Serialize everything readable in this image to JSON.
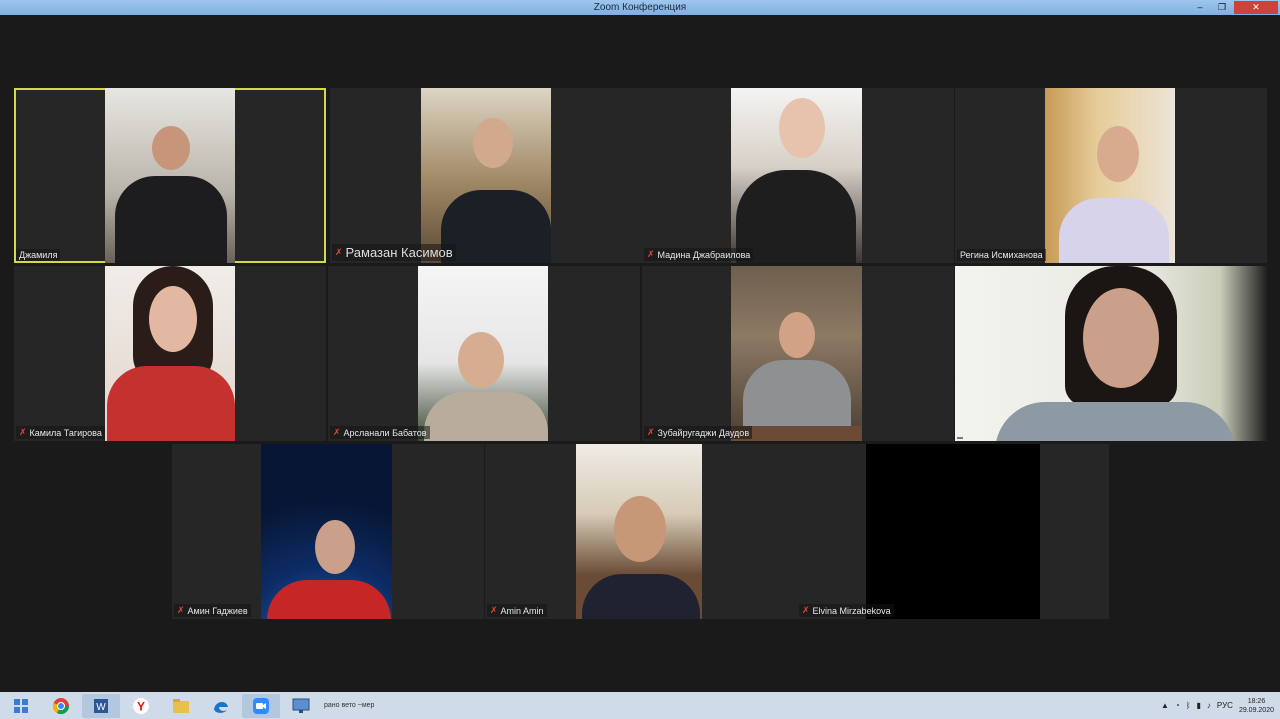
{
  "window": {
    "title": "Zoom Конференция",
    "controls": [
      "–",
      "❐",
      "✕"
    ]
  },
  "participants": [
    {
      "name": "Джамиля",
      "muted": false,
      "active": true
    },
    {
      "name": "Рамазан Касимов",
      "muted": true,
      "active": false
    },
    {
      "name": "Мадина Джабраилова",
      "muted": true,
      "active": false
    },
    {
      "name": "Регина Исмиханова",
      "muted": false,
      "active": false
    },
    {
      "name": "Камила Тагирова",
      "muted": true,
      "active": false
    },
    {
      "name": "Арсланали Бабатов",
      "muted": true,
      "active": false
    },
    {
      "name": "Зубайругаджи Даудов",
      "muted": true,
      "active": false
    },
    {
      "name": "",
      "muted": false,
      "active": false
    },
    {
      "name": "Амин Гаджиев",
      "muted": true,
      "active": false
    },
    {
      "name": "Amin Amin",
      "muted": true,
      "active": false
    },
    {
      "name": "Elvina Mirzabekova",
      "muted": true,
      "active": false
    }
  ],
  "taskbar": {
    "items": [
      "start-icon",
      "word-icon",
      "chrome-icon",
      "yandex-icon",
      "folder-icon",
      "edge-icon",
      "zoom-icon",
      "screen-icon"
    ],
    "partial_text": "рано   вето   ~мер",
    "tray": {
      "language": "РУС",
      "time": "18:26",
      "date": "29.09.2020"
    }
  },
  "colors": {
    "active_border": "#d4d84a",
    "muted_mic": "#e0463c",
    "titlebar": "#8fbbe8",
    "taskbar": "#cfdbe8"
  }
}
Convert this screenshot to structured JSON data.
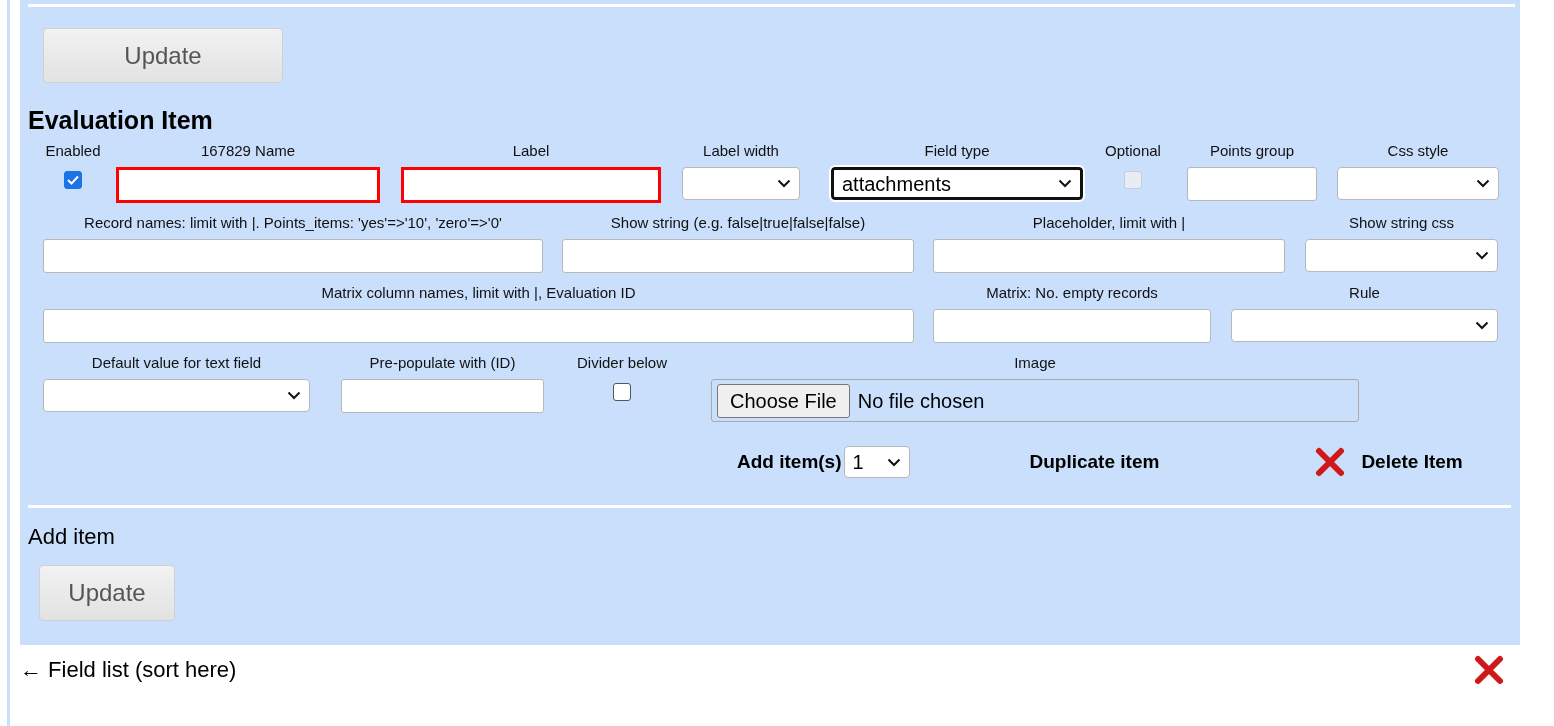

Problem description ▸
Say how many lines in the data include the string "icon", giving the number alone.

Result ▸
8